If a grantor becomes incapacitated, than what? One of the main values of a trust is the instructions that will outline exactly how you want assets managed while you are unable to. First and foremost, it should be ensured that your money is for you and your spouse’s financial well-being.
Next is Cash Equivalent Asset Protection. These are assets that can easily be converted to cash in hand, in a short time frame, like an IRA or 401k. IRAs are considered qualified funds, meaning that as they are funded, what’s been put into them has not been taxed yet. These funds will continue to grow tax-deferred, but when they are “unwrapped”, the tax bill comes due. It is vitally important to plan for this, and have a system in place, for when the funds are set to come out. Proper pre-planning can save thousands in tax dollars. Without a plan, when these need to be accessed, a huge chunk could be taken out upon release. Language in a trust outlining the plan for releasing all the of accounts and the methods to do so, can assure your family has access to the most money possible, even after you’re gone.
Another consideration is Family Asset Protection. What if a 19 year old beneficiary would receive a large inheritance? Would they have the maturity to use it wisely, as you would want them to? Provisions can be made in the estate plan for setting funds aside for specific purposes, waiting for release until a certain maturity age, and just about any other criteria you would want to put in place.
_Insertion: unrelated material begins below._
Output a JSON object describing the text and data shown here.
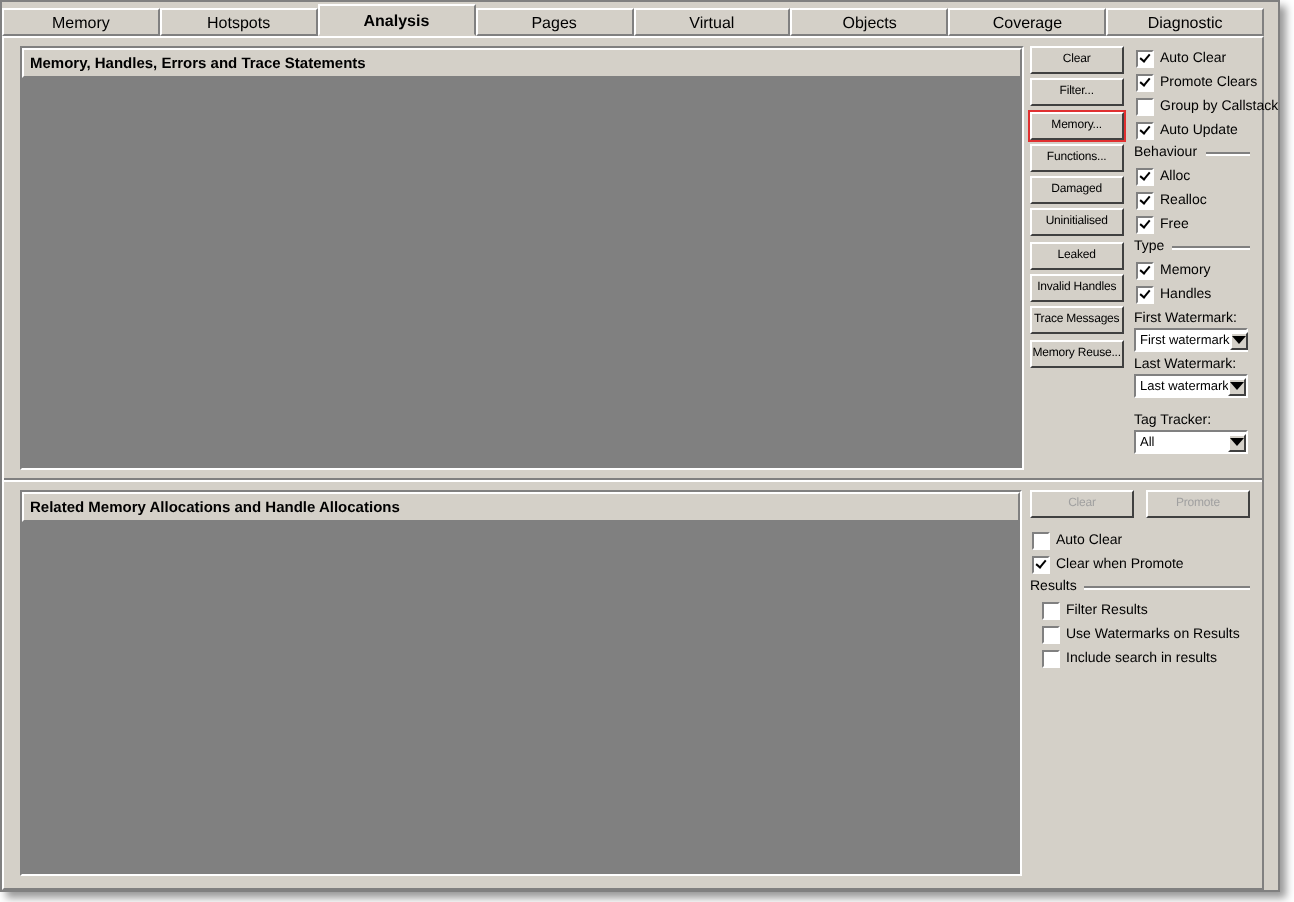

See the tabs on Trusts, Special Instructions, Guardianship and Beneficiaries for more on how we can help you safeguard you funds, to be used the best way possible.